Ironically, despite the efforts of senators like Boxer, Russ Feingold, Patty Murray and others who have signed such letters to undermine President Obama’s peace efforts in the Middle East, liberal groups like Democracy for America and MoveOn have recently been praising Boxer, Feingold, Murray, and other signatories as “progressive heroes” deserving support for their re-election.

It is hard to get excited about defeating Republican challengers, however, when incumbent Democrats embrace the same right-wing foreign policy and try to undermine President Obama when he tries to do something right.

Share RightWeb

Featured Profiles

Rep. Mike Pompeo (R-KS), President Trump’s nominee for secretary of state to replace Rex Tillerson, is a “tea party” Republican who previously served as director of the CIA.

Richard Goldberg is a senior adviser at the Foundation for Defense of Democracies who served as a foreign policy aide to former Sen. Mark Kirk (R-IL).

Reuel Marc Gerecht, a senior fellow at the Foundation for Defense of Democracies, has been advocating regime change in Iran since even before 9/11.

John Hannah, Dick Cheney’s national security adviser, is now a leading advocate for regime change in both Iran and Syria based at the Foundation for Defense of Democracies.

Dennis Ross, a U.S. diplomat who served in the Obama administration, is a fellow at the “pro-Israel” Washington Institute for Near East Policy.

Sheldon Adelson is a wealthy casino magnate known for his large, influential political contributions, his efforts to impact U.S. foreign policy discourse particularly among Republicans, and his ownership and ideological direction of media outlets.

Sen. Marco Rubio (R-FL) is known for his hawkish views on foreign policy and close ties to prominent neoconservatives.

For media inquiries,
email rightwebproject@gmail.com

From the Wires

Print Friendly

North Korea and Iran both understand the lesson of Libya: Muammar Qaddafi, a horrifyingly brutal dictator, gave up his nuclear weapons, was eventually ousted from power with large-scale US assistance, and was killed. However, while Iran has a long and bitter history with the United States, North Korea’s outlook is shaped by its near-total destruction by forces led by the United States in the Korean War.

Print Friendly

Europe loathes having to choose between Tehran and Washington, and thus it will spare no efforts to avoid the choice. It might therefore opt for a middle road, trying to please both parties by persuading Trump to retain the accord and Iran to limit missile ballistic programs and regional activities.

Print Friendly

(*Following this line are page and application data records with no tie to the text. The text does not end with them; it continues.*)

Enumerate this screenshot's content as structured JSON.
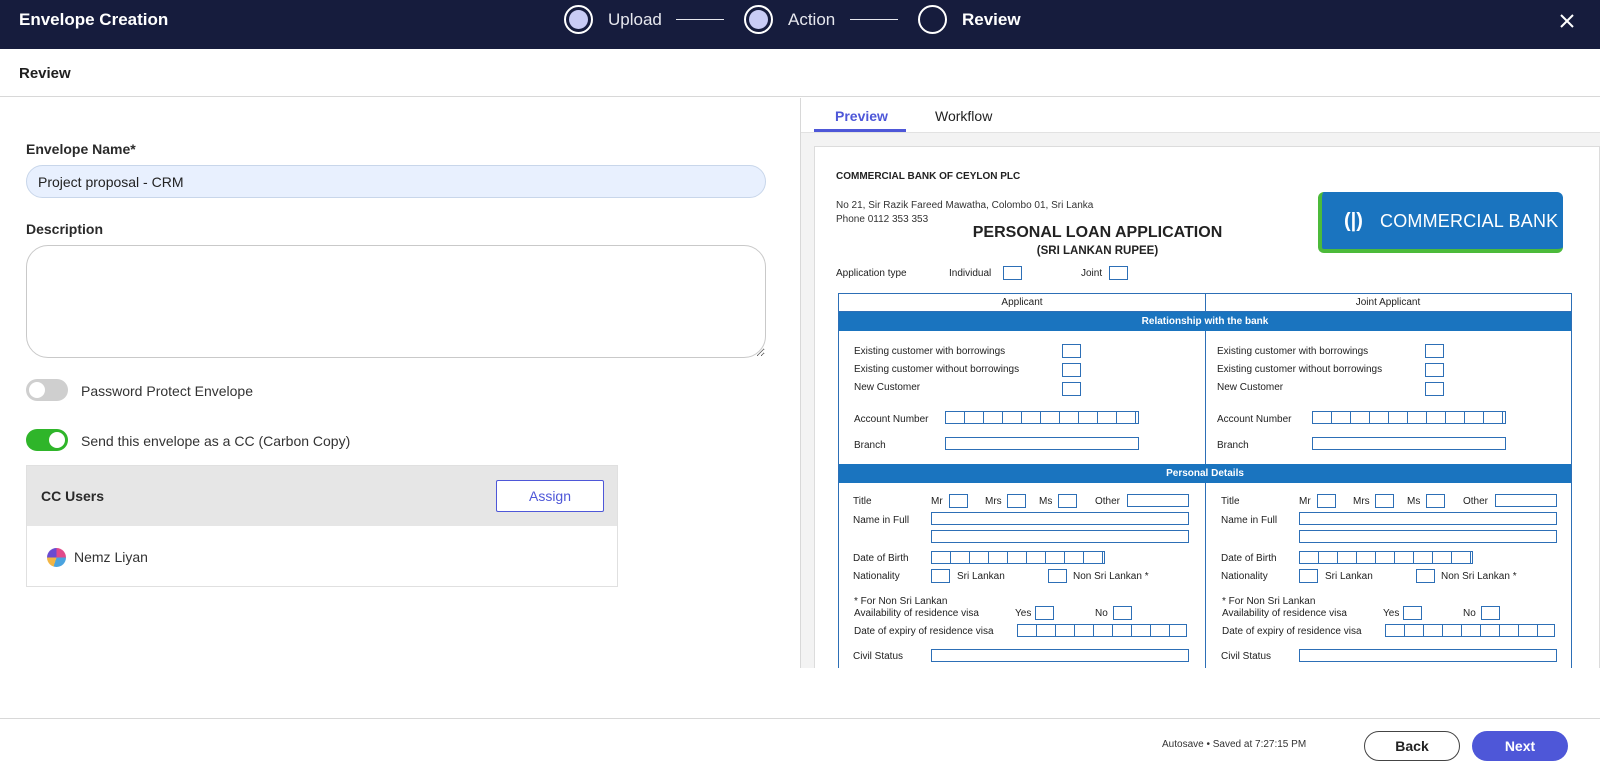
{
  "header": {
    "app_title": "Envelope Creation",
    "steps": [
      {
        "label": "Upload",
        "state": "done"
      },
      {
        "label": "Action",
        "state": "done"
      },
      {
        "label": "Review",
        "state": "current"
      }
    ],
    "close_icon": "close-icon"
  },
  "subheader": {
    "title": "Review"
  },
  "form": {
    "envelope_name_label": "Envelope Name*",
    "envelope_name_value": "Project proposal - CRM",
    "description_label": "Description",
    "description_value": "",
    "password_toggle_label": "Password Protect Envelope",
    "password_toggle_on": false,
    "cc_toggle_label": "Send this envelope as a CC (Carbon Copy)",
    "cc_toggle_on": true
  },
  "cc_panel": {
    "title": "CC Users",
    "assign_label": "Assign",
    "users": [
      {
        "name": "Nemz Liyan"
      }
    ]
  },
  "preview": {
    "tabs": [
      {
        "label": "Preview",
        "active": true
      },
      {
        "label": "Workflow",
        "active": false
      }
    ],
    "document": {
      "bank_name": "COMMERCIAL BANK OF CEYLON PLC",
      "address_line1": "No 21, Sir Razik Fareed Mawatha, Colombo 01, Sri Lanka",
      "address_line2": "Phone 0112 353 353",
      "title": "PERSONAL LOAN APPLICATION",
      "subtitle": "(SRI LANKAN RUPEE)",
      "logo_text": "COMMERCIAL BANK",
      "application_type_label": "Application type",
      "individual_label": "Individual",
      "joint_label": "Joint",
      "col_applicant": "Applicant",
      "col_joint_applicant": "Joint Applicant",
      "band_relationship": "Relationship with the bank",
      "existing_with": "Existing customer with  borrowings",
      "existing_without": "Existing customer without  borrowings",
      "new_customer": "New Customer",
      "account_number": "Account Number",
      "branch": "Branch",
      "band_personal": "Personal Details",
      "title_label": "Title",
      "mr": "Mr",
      "mrs": "Mrs",
      "ms": "Ms",
      "other": "Other",
      "name_in_full": "Name in Full",
      "date_of_birth": "Date of Birth",
      "nationality": "Nationality",
      "sri_lankan": "Sri Lankan",
      "non_sri_lankan": "Non Sri Lankan *",
      "for_non_sl": "* For Non Sri Lankan",
      "availability_visa": "Availability of residence visa",
      "yes": "Yes",
      "no": "No",
      "expiry_visa": "Date of expiry of residence visa",
      "civil_status": "Civil Status"
    }
  },
  "footer": {
    "autosave_text": "Autosave • Saved at 7:27:15 PM",
    "back_label": "Back",
    "next_label": "Next"
  },
  "colors": {
    "topbar": "#161c3d",
    "accent": "#4e57d8",
    "toggle_on": "#2fb52a",
    "bank_blue": "#1a74bf"
  }
}
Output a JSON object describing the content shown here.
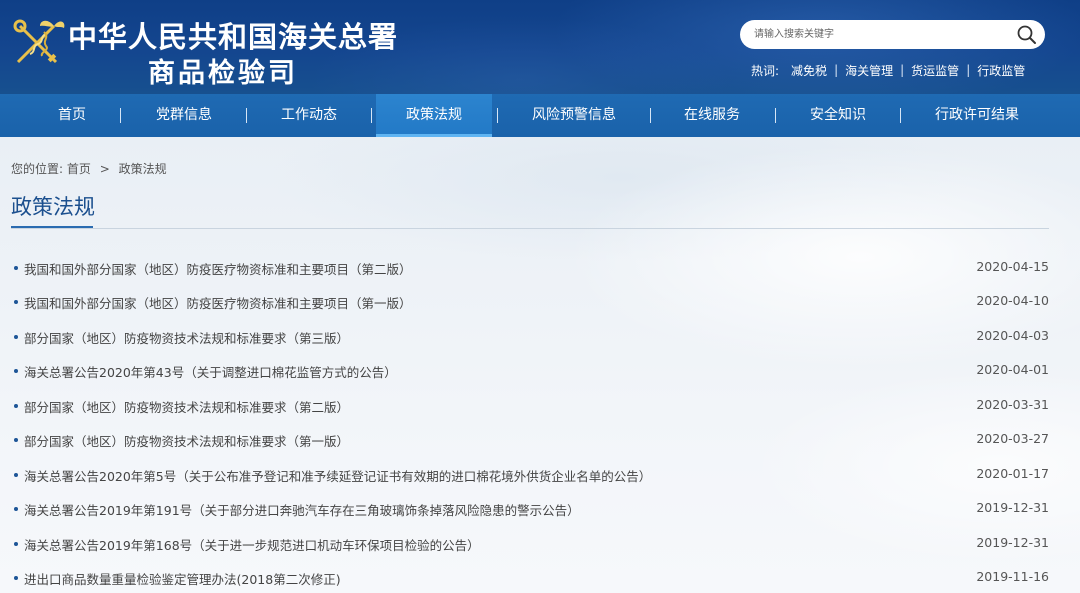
{
  "header": {
    "title_line1": "中华人民共和国海关总署",
    "title_line2": "商品检验司",
    "search": {
      "placeholder": "请输入搜索关键字"
    },
    "hot_label": "热词:",
    "hot_words": [
      "减免税",
      "海关管理",
      "货运监管",
      "行政监管"
    ],
    "brand_color": "#14468f"
  },
  "nav": {
    "items": [
      "首页",
      "党群信息",
      "工作动态",
      "政策法规",
      "风险预警信息",
      "在线服务",
      "安全知识",
      "行政许可结果"
    ],
    "active": "政策法规",
    "color": "#1f6ab3",
    "active_color": "#2c84cf"
  },
  "breadcrumb": {
    "prefix": "您的位置:",
    "home": "首页",
    "separator": ">",
    "current": "政策法规"
  },
  "page_title": "政策法规",
  "news": [
    {
      "title": "我国和国外部分国家（地区）防疫医疗物资标准和主要项目（第二版）",
      "date": "2020-04-15"
    },
    {
      "title": "我国和国外部分国家（地区）防疫医疗物资标准和主要项目（第一版）",
      "date": "2020-04-10"
    },
    {
      "title": "部分国家（地区）防疫物资技术法规和标准要求（第三版）",
      "date": "2020-04-03"
    },
    {
      "title": "海关总署公告2020年第43号（关于调整进口棉花监管方式的公告）",
      "date": "2020-04-01"
    },
    {
      "title": "部分国家（地区）防疫物资技术法规和标准要求（第二版）",
      "date": "2020-03-31"
    },
    {
      "title": "部分国家（地区）防疫物资技术法规和标准要求（第一版）",
      "date": "2020-03-27"
    },
    {
      "title": "海关总署公告2020年第5号（关于公布准予登记和准予续延登记证书有效期的进口棉花境外供货企业名单的公告）",
      "date": "2020-01-17"
    },
    {
      "title": "海关总署公告2019年第191号（关于部分进口奔驰汽车存在三角玻璃饰条掉落风险隐患的警示公告）",
      "date": "2019-12-31"
    },
    {
      "title": "海关总署公告2019年第168号（关于进一步规范进口机动车环保项目检验的公告）",
      "date": "2019-12-31"
    },
    {
      "title": "进出口商品数量重量检验鉴定管理办法(2018第二次修正)",
      "date": "2019-11-16"
    }
  ],
  "icons": {
    "emblem": "customs-emblem-icon",
    "search": "search-icon",
    "bullet": "bullet-dot-icon"
  }
}
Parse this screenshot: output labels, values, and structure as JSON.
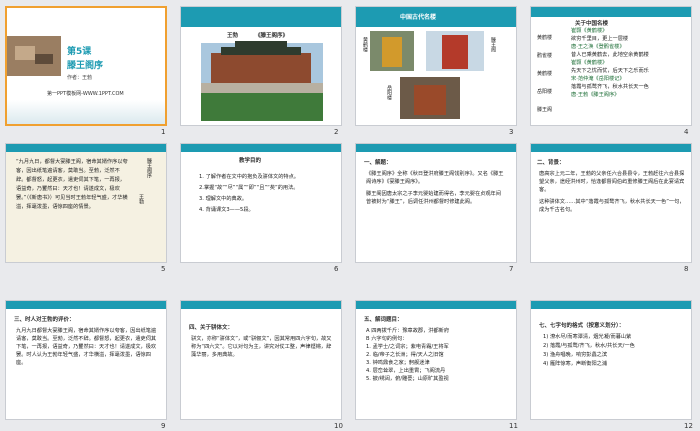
{
  "slides": [
    {
      "num": "1",
      "title": "第5课",
      "subtitle": "滕王阁序",
      "author": "作者：王勃",
      "footer": "第一PPT模板网-WWW.1PPT.COM"
    },
    {
      "num": "2",
      "author": "王勃",
      "title": "《滕王阁序》"
    },
    {
      "num": "3",
      "heading": "中国古代名楼",
      "label1": "黄鹤楼",
      "label2": "滕王阁",
      "label3": "岳阳楼"
    },
    {
      "num": "4",
      "heading": "关于中国名楼",
      "lines": [
        "崔颢《黄鹤楼》",
        "欲穷千里目，更上一层楼",
        "唐·王之涣《登鹳雀楼》",
        "昔人已乘黄鹤去，此地空余黄鹤楼",
        "崔颢《黄鹤楼》",
        "先天下之忧而忧，后天下之乐而乐",
        "宋·范仲淹《岳阳楼记》",
        "落霞与孤鹜齐飞，秋水共长天一色",
        "唐·王勃《滕王阁序》"
      ],
      "side": [
        "黄鹤楼",
        "鹳雀楼",
        "黄鹤楼",
        "岳阳楼",
        "滕王阁"
      ]
    },
    {
      "num": "5",
      "text": "“九月九日，都督大宴滕王阁，宿命其婿作序以夸客，因出纸笔遍请客，莫敢当。至勃，泛然不辞。都督怒，起更衣，遣吏伺其下笔，一再报，语益奇，乃矍然曰：天才也！请遂成文，极欢罢。”（《新唐书》）可见当时王勃年轻气盛，才华横溢，挥毫泼墨，语惊四座的情景。",
      "vert1": "滕王阁序",
      "vert2": "王勃"
    },
    {
      "num": "6",
      "heading": "教学目的",
      "items": [
        "1. 了解作者在文中的抱负及骈体文的特点。",
        "2.掌握“故”“尽”“属”“即”“且”“矣”的用法。",
        "3. 理解文中的典故。",
        "4. 背诵课文3——5段。"
      ]
    },
    {
      "num": "7",
      "heading": "一、解题：",
      "p1": "《滕王阁序》全称《秋日登洪府滕王阁饯别序》。又名《滕王阁诗序》《宴滕王阁序》。",
      "p2": "滕王阁因唐太宗之子李元婴始建而得名，李元婴在贞观年间曾被封为“滕王”，后调任洪州都督时修建此阁。"
    },
    {
      "num": "8",
      "heading": "二、背景：",
      "p1": "唐高宗上元二年，王勃的父亲任六合县县令，王勃赶往六合县探望父亲，途经洪州时，恰逢都督阎伯屿重修滕王阁后在此宴请宾客。",
      "p2": "这种骈体文……其中“落霞与孤鹜齐飞，秋水共长天一色”一句，成为千古名句。"
    },
    {
      "num": "9",
      "heading": "三、时人对王勃的评价：",
      "text": "九月九日都督大宴滕王阁，宿命其婿作序以夸客，因出纸笔遍请客，莫敢当。至勃，泛然不辞。都督怒，起更衣，遣吏伺其下笔，一再报，语益奇，乃矍然曰：天才也！请遂成文，极欢罢。时人认为王勃年轻气盛，才华横溢，挥毫泼墨，语惊四座。"
    },
    {
      "num": "10",
      "heading": "四、关于骈体文：",
      "text": "骈文，亦称“骈体文”，或“骈俪文”，因其常用四六字句，故又称为“四六文”。它以对句为主，讲究对仗工整，声律铿锵，辞藻华丽，多用典故。"
    },
    {
      "num": "11",
      "heading": "五、解词题目：",
      "items": [
        "A 四两拨千斤：豫章故郡，洪都新府",
        "B 六字句的例句：",
        "1. 孟学士/之词宗；紫电青霜/王将军",
        "2. 临/帝子之长洲；得/天人之旧馆",
        "3. 钟鸣鼎食之家；舸舰迷津",
        "4. 层峦耸翠，上出重霄；飞阁流丹",
        "5. 披/绣闼，俯/雕甍；山原旷其盈视"
      ]
    },
    {
      "num": "12",
      "heading": "七、七字句的格式（按意义划分）：",
      "items": [
        "1) 潦水尽/而寒潭清，烟光凝/而暮山紫",
        "2) 落霞/与孤鹜/齐飞，秋水/共长天/一色",
        "3) 渔舟唱晚，响穷彭蠡之滨",
        "4) 雁阵惊寒，声断衡阳之浦"
      ]
    }
  ]
}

Key members of Trump’s cabinet should recognize the realism behind encouraging a Saudi- and Iranian-backed regional security agreement because the success of such an agreement would not only serve long-term U.S. interests, it could also have a positive impact on numerous conflicts in the Middle East.

Print Friendly

Given that Israel failed to defeat Hezbollah in its war in Lebanon in 2006, it’s difficult to imagine Israel succeeding in a war against both Hezbollah and its newfound regional network of Shiite allies. And at the same time not only is Hezbollah’s missile arsenal a lot larger and more dangerous than it was in 2006, but it has also gained vast experience alongside its allies in offensive operations against IS and similar groups.

Print Friendly

Donald Trump should never be excused of responsibility for tearing down the respect for truth, but a foundation for his flagrant falsifying is the fact that many people would rather be entertained, no matter how false is the source of their entertainment, than to confront truth that is boring or unsatisfying or that requires effort to understand.

Print Friendly

It would be a welcome change in twenty-first-century America if the reckless decision to throw yet more unbelievable sums of money at a Pentagon already vastly overfunded sparked a serious discussion about America’s hyper-militarized foreign policy.

Print Friendly

President Trump and his advisers ought to ask themselves whether it is in the U.S. interest to run the risk of Iranian withdrawal from the nuclear agreement. Seen from the other side of the Atlantic, running that risk looks dumb.